5 ways PT can help reduce your herniated disc recovery time

herniated disc recovery time

The spine consists of 33 vertebrae stacked on top of each other. Intervertebral discs separate them. These discs are a cartilage cushion between the bones and provide a cushion for the spine. A herniated disc occurs when the cartilage is torn, causing the gel-like core of the disk to leak. It can happen as a result of trauma or prolonged pressure on the spine. It typically affects people between the ages of 30 to 50. Men are twice as likely to be diagnosed than women.
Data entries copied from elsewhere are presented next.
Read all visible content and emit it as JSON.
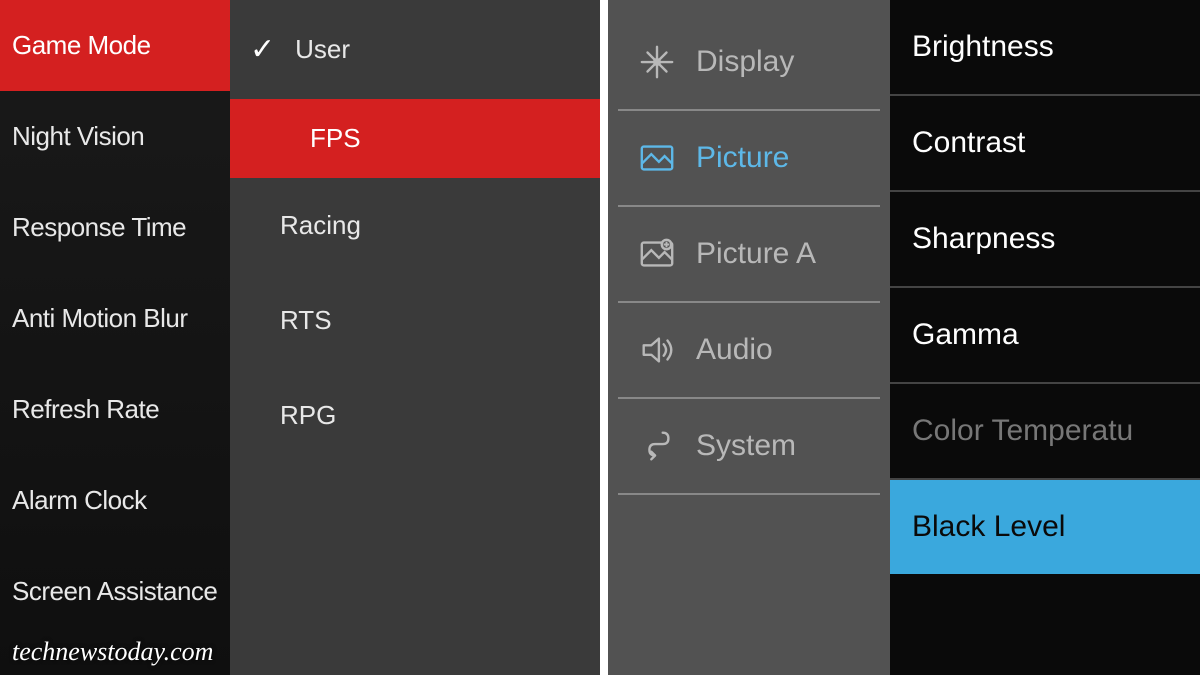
{
  "left_osd": {
    "sidebar": [
      {
        "label": "Game Mode",
        "selected": true
      },
      {
        "label": "Night Vision",
        "selected": false
      },
      {
        "label": "Response Time",
        "selected": false
      },
      {
        "label": "Anti Motion Blur",
        "selected": false
      },
      {
        "label": "Refresh Rate",
        "selected": false
      },
      {
        "label": "Alarm Clock",
        "selected": false
      },
      {
        "label": "Screen Assistance",
        "selected": false
      }
    ],
    "options": [
      {
        "label": "User",
        "checked": true,
        "highlight": false
      },
      {
        "label": "FPS",
        "checked": false,
        "highlight": true
      },
      {
        "label": "Racing",
        "checked": false,
        "highlight": false
      },
      {
        "label": "RTS",
        "checked": false,
        "highlight": false
      },
      {
        "label": "RPG",
        "checked": false,
        "highlight": false
      }
    ]
  },
  "right_osd": {
    "categories": [
      {
        "label": "Display",
        "icon": "display-icon",
        "active": false
      },
      {
        "label": "Picture",
        "icon": "picture-icon",
        "active": true
      },
      {
        "label": "Picture A",
        "icon": "picture-adv-icon",
        "active": false
      },
      {
        "label": "Audio",
        "icon": "audio-icon",
        "active": false
      },
      {
        "label": "System",
        "icon": "system-icon",
        "active": false
      }
    ],
    "submenu": [
      {
        "label": "Brightness",
        "state": "normal"
      },
      {
        "label": "Contrast",
        "state": "normal"
      },
      {
        "label": "Sharpness",
        "state": "normal"
      },
      {
        "label": "Gamma",
        "state": "normal"
      },
      {
        "label": "Color Temperatu",
        "state": "dim"
      },
      {
        "label": "Black Level",
        "state": "selected"
      }
    ]
  },
  "watermark": "technewstoday.com"
}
This condition can have an increased risk of happening due to repeated lifting, participating in weight-bearing sports, obesity, smoking and poor posture. Fortunately, the majority of herniated discs respond well to treatments, including physical therapy. 

How does a herniated disc feel?

A herniated disc can cause you to experience pain, tightness, numbness, weakness or tingling in the neck, back, arms or legs. When the bulging disc puts pressure on a nearby nerve, it can result in pain or muscle weakness. However, you can have a herniated disc and not experience pain caused by a compressed nerve. Back or neck pain attributed to a herniated disc may also have other contributing factors. Your physical therapist can help determine any underlying issues that can be contributing to your pain. 

How is a herniated disc diagnosed?

A herniated disc can be diagnosed through a thorough evaluation by a health care professional like a physical therapist. During your examination, your physical therapist may ask about your injury, such as:

  • How and when did the pain start?
  • Is there a time of day that the pain is worse?
  • What pain and discomfort do you feel, and where is it located?
  • Is there anything in your life that is being affected by the pain?

In addition to asking questions, your physical therapist may perform tests to find any specific physical problems like:

  • Difficulty moving, including when walking.
  • Tightness or weakness in your muscles.
  • Numbness.
  • Loss of reflexes.
  • Stiffness.
  • Poor posture.

How can physical therapy help a herniated disc?

In almost every instance of a herniated disc, conservative care, including physical therapy, can help. In extreme cases, surgery or pain medication may be necessary. Your physical therapist can design a personalized treatment program to help your recovery. The duration of healing can vary; it is possible to see results as quickly as two to eight weeks. Initially, your physical therapy may recommend:

  • Resting the area by avoiding doing activities that cause your symptoms to worsen.
  • Avoiding bed rest.
  • Staying active by taking several short walks a day.
  • Applying ice packs to the affected area every two hours.
  • Sitting in firm chairs, which avoids making problems worse.

Once your physical therapist designs a personalized treatment program, you may have these techniques included in your plan:

  • Manual therapy — Your physical therapist may use techniques like joint mobilization and soft tissue mobilization to help improve joint mobility and alleviate muscle tension. These techniques can help improve your spinal function, relieve pain and support your body’s natural healing process.

  • Therapeutic exercises — Your physical therapist can recommend a customized exercise program to help target muscle strengthening, core stabilization and flexibility. These exercises can help strengthen your supporting muscles, reduce strain on the affected disc and promote a faster recovery.

  • Graston Technique® — The Graston Technique is a manual therapy technique certified physical therapists use. Your physical therapist will use specially designed stainless steel instruments to address scar tissue and fascial restrictions. This instrument-assisted soft tissue mobilization technique can help promote faster healing by breaking down adhesions and enhancing tissue mobility.

  • Trigger point release — Trigger point release is used by a physical therapist to put manual pressure on trigger points to help alleviate muscle knots and pain. It can help relieve muscle tension, reduce pain, and support your recovery.

  • Electrical stimulation — Electrical stimulation uses electrodes strategically placed near an affected area to allow low-level electrical currents to help stimulate nerves and reduce pain. This modality can help control pain, improve muscle function, and improve the effectiveness of other therapeutic interventions. 

Physical therapy can help you:

  • Reduce pain and symptoms.
  • Improve posture.
  • Restore motion.
  • Boost flexibility.
  • Build strength.
  • Boost endurance.

In addition, physical therapy can help ensure you have a more efficient and sustainable recovery time. Under the guidance of your physical therapist, you can unlock the potential for a healthier and less painful life after a herniated disc.

Experience personalized herniated disc recovery with Franklin Rehabilitation

At Franklin Rehabilitation, we understand the uniqueness of your journey with herniated disc pain. Our expert physical therapy team can be your dedicated partner to steer you toward a less pain-filled and more active life. We believe in equipping you with the knowledge and tools to help you overcome the challenges of a herniated disc. You can trust us to help guide you through a seamless rehabilitation. 

Call us or request an appointment today for help with your herniated disc recovery.